Blog post

Wildlife Worries at Townhall Meeting

On September 20th, residents of District 5 (Brisbane, Colma, Daly City, San Bruno, and South San Francisco) met at the Colma Community Center to talk about their experiences with wildlife and ask questions of humane educator Kylynn Pelkey from Peninsula Humane Society and SMCMVCD public health education and outreach officer Megan Sebay.

Blog post Megan Sebay

District Participates in Coastal Cleanup Day

On Sept. 15th, the District participated in Coastal Cleanup Day. Technicians Sean Jones and Hector Cardenas, field operations supervisor Casey Stevenson, and assistant manager Brian Weber spent the afternoon using the District airboat to remove large debris from the bay adjacent to San Mateo.

Publication

September 2017 District Newsletter

This month from SMCMVCD: raccoon roundworm, salt marsh mosquitoes, and more.

Click here to read the September 2017 District Newsletter.

Blog post Tara Roth, Ph.D.

Return to the Wild: How the District is Working to Combat Insecticide Resistance

Across the world people are battling mosquitoes that have become resistant to the pesticides normally used to control them.

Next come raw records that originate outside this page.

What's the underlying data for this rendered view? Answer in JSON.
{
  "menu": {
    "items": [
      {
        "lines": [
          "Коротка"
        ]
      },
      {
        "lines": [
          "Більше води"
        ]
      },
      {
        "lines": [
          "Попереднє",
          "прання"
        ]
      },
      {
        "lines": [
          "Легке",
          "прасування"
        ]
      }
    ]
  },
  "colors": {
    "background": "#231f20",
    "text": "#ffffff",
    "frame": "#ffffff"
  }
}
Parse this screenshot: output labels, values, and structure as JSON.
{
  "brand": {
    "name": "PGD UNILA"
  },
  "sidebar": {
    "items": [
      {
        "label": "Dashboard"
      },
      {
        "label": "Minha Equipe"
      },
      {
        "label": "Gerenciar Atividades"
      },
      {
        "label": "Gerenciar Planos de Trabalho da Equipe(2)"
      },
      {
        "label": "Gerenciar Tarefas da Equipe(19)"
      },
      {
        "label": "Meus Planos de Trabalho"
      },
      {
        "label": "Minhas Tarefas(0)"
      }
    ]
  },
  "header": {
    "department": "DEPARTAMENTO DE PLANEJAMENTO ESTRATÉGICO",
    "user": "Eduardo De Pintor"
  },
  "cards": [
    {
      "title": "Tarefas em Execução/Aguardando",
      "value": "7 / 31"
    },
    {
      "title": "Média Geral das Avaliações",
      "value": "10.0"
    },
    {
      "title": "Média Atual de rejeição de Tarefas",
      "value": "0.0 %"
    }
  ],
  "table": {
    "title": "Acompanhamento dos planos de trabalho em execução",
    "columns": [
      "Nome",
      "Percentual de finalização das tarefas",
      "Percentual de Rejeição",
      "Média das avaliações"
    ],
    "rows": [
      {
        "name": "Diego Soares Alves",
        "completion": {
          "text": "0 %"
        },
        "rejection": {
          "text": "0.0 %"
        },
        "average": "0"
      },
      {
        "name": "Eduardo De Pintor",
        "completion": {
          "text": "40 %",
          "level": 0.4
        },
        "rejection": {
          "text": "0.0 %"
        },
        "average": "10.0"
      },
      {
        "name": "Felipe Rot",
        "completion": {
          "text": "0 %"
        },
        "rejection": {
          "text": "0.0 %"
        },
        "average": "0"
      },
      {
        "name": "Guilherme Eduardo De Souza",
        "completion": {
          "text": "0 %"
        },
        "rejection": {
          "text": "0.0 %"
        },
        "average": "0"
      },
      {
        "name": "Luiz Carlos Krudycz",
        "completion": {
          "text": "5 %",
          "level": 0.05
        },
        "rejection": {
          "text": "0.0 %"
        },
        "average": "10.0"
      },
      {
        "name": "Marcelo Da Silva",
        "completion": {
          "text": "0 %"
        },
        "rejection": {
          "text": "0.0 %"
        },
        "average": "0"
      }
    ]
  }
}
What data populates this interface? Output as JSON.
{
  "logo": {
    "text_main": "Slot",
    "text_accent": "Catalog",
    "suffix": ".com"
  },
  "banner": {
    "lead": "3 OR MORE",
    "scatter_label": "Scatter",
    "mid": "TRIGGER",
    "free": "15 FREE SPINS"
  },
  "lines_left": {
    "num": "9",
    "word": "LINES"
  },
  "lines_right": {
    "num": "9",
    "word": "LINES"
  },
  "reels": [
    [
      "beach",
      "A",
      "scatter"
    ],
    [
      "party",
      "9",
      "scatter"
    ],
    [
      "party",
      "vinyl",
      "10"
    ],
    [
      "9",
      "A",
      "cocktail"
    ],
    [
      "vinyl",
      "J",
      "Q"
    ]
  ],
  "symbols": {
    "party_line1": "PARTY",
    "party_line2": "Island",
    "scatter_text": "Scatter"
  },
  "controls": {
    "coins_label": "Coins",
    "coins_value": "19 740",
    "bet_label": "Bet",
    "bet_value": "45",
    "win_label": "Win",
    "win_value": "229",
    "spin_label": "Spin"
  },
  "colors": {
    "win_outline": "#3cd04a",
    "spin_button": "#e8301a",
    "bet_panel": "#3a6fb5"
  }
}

But what is insecticide resistance and how does it develop?

Press release

California Department of Public Health: CDPH Confirms First Human West Nile Virus Deaths of 2017

Sacramento, CA – Sept. 1st, 2017

The California Department of Public Health (CDPH) announced today three confirmed deaths in California due to West Nile virus (WNV). The deceased persons were residents of Kern, Los Angeles and San Bernardino counties. CDPH is unable to provide additional patient details including demographic information and name of hospital providing care to protect confidentiality. 

Blog post Tara Roth, Ph.D.

You Spin Me Raccoon Round Worm, Round Round.

You may think the worst you need to worry about raccoons is them getting into your garbage cans but don’t be fooled! These masked bandits also carry a potentially deadly worm called the raccoon roundworm or Baylisascaris procyonis. Round worms live out most of their lives in the raccoon’s digestive tract. The eggs are eaten when the babies are suckling and carried throughout the life of the raccoon. The male and female roundworms grow, meet, mate, and lay eggs in the raccoon’s intestines and their eggs are ejected from the body in feces, ready to find a new host.

Publication

August 2017 District Newsletter

This month from SMCMVCD: What You Need to Know about Yellowjackets

Click here to read the August 2017 District Newsletter.

Commands